Input for this task:
== Segment start ==

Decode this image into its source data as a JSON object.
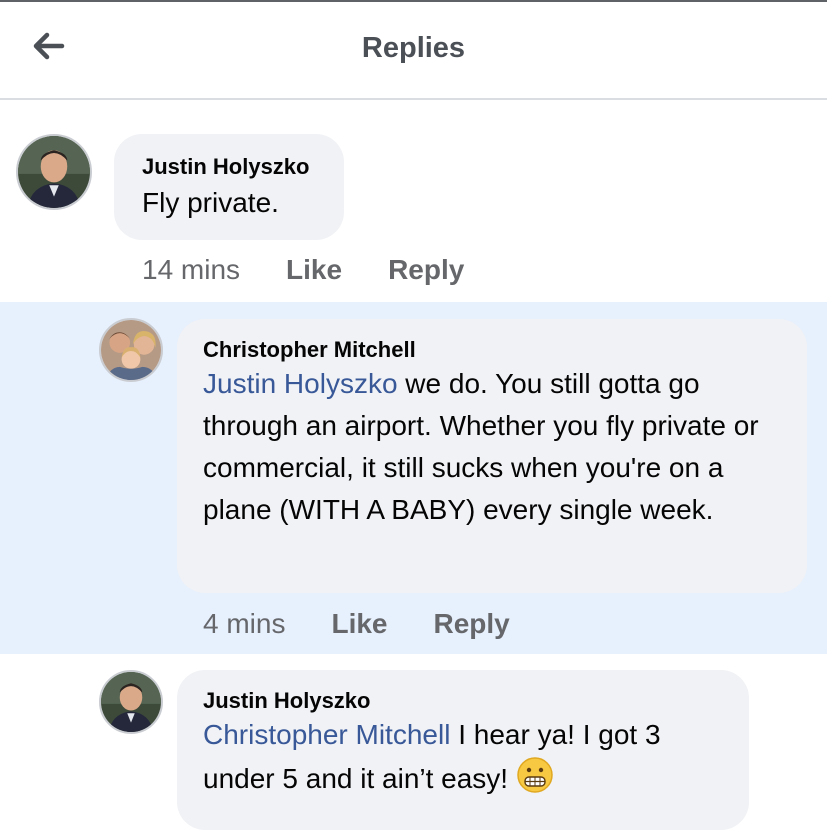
{
  "header": {
    "title": "Replies",
    "back_icon": "arrow-left-icon"
  },
  "comments": [
    {
      "author": "Justin Holyszko",
      "mention": "",
      "text": "Fly private.",
      "time": "14 mins",
      "like_label": "Like",
      "reply_label": "Reply"
    },
    {
      "author": "Christopher Mitchell",
      "mention": "Justin Holyszko",
      "text": " we do. You still gotta go through an airport. Whether you fly private or commercial, it still sucks when you're on a plane (WITH A BABY) every single week.",
      "time": "4 mins",
      "like_label": "Like",
      "reply_label": "Reply"
    },
    {
      "author": "Justin Holyszko",
      "mention": "Christopher Mitchell",
      "text": " I hear ya! I got 3 under 5 and it ain’t easy!",
      "emoji": "grimacing-face-emoji"
    }
  ],
  "colors": {
    "highlight_background": "#e7f0fd",
    "bubble": "#f0f2f5",
    "mention": "#385898",
    "meta": "#65676b"
  }
}
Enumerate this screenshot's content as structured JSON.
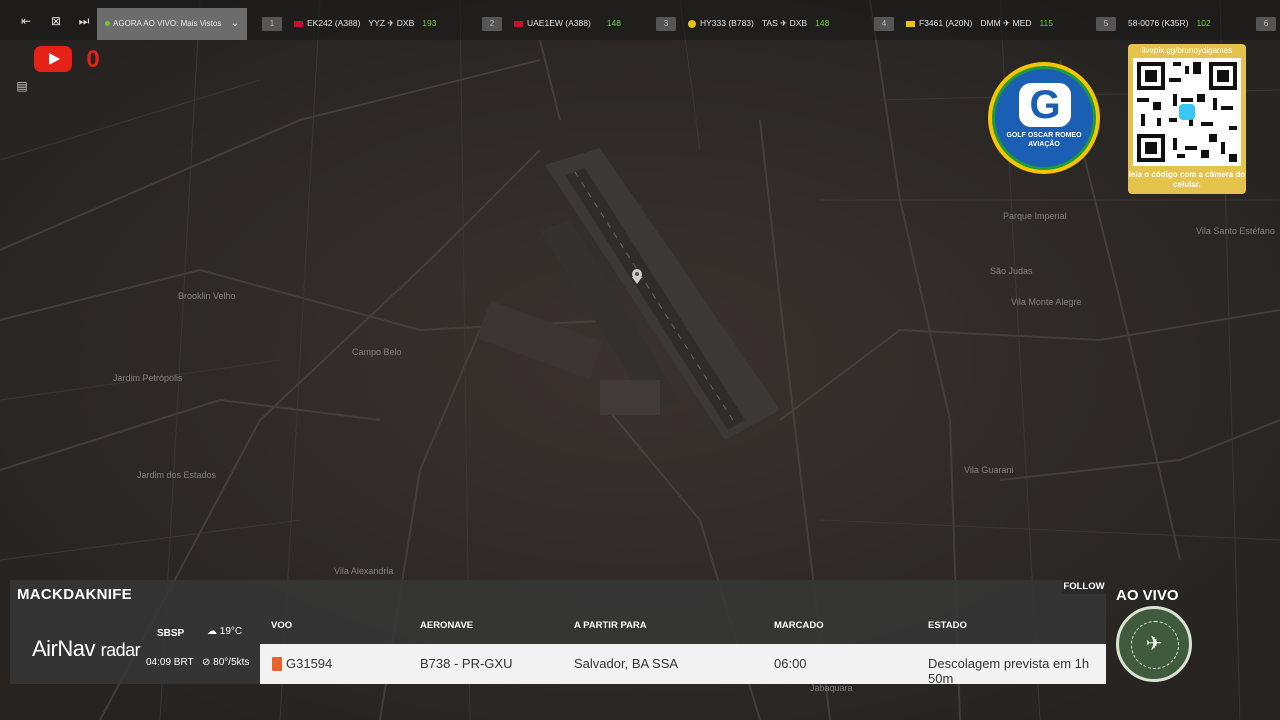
{
  "topbar": {
    "now_live_label": "AGORA AO VIVO: Mais Vistos",
    "icons": [
      "collapse-icon",
      "close-panel-icon",
      "skip-icon",
      "chevron-down-icon"
    ],
    "flights": [
      {
        "num": "1",
        "callsign": "EK242 (A388)",
        "route": "YYZ ✈ DXB",
        "count": "193"
      },
      {
        "num": "2",
        "callsign": "UAE1EW (A388)",
        "route": "",
        "count": "148"
      },
      {
        "num": "3",
        "callsign": "HY333 (B783)",
        "route": "TAS ✈ DXB",
        "count": "148"
      },
      {
        "num": "4",
        "callsign": "F3461 (A20N)",
        "route": "DMM ✈ MED",
        "count": "115"
      },
      {
        "num": "5",
        "callsign": "58-0076 (K35R)",
        "route": "",
        "count": "102"
      },
      {
        "num": "6",
        "callsign": "",
        "route": "",
        "count": ""
      }
    ]
  },
  "youtube": {
    "count": "0"
  },
  "logos": {
    "gor_line1": "GOLF OSCAR ROMEO",
    "gor_line2": "AVIAÇÃO",
    "qr_url": "livepix.gg/brunoydigames",
    "qr_caption": "leia o código com a câmera do celular."
  },
  "map_labels": [
    "Brooklin Velho",
    "Campo Belo",
    "Jardim Petrópolis",
    "Jardim dos Estados",
    "Vila Alexandria",
    "Parque Imperial",
    "São Judas",
    "Vila Monte Alegre",
    "Vila Guarani",
    "Vila Santo Estéfano",
    "Jabaquara"
  ],
  "panel": {
    "username": "MACKDAKNIFE",
    "follow": "FOLLOW",
    "brand_main": "AirNav",
    "brand_sub": "radar",
    "airport": "SBSP",
    "time": "04:09 BRT",
    "temp": "19°C",
    "wind": "80°/5kts",
    "headers": {
      "flight": "VOO",
      "aircraft": "AERONAVE",
      "from_to": "A PARTIR PARA",
      "scheduled": "MARCADO",
      "status": "ESTADO"
    },
    "row": {
      "flight": "G31594",
      "aircraft": "B738 - PR-GXU",
      "from_to": "Salvador, BA SSA",
      "scheduled": "06:00",
      "status": "Descolagem prevista em 1h 50m"
    }
  },
  "ao_vivo": "AO VIVO",
  "colors": {
    "accent_green": "#6bcc3a",
    "youtube_red": "#e62117",
    "airline_orange": "#e8632b"
  }
}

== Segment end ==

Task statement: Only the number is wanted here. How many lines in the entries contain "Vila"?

Response to the exercise: 4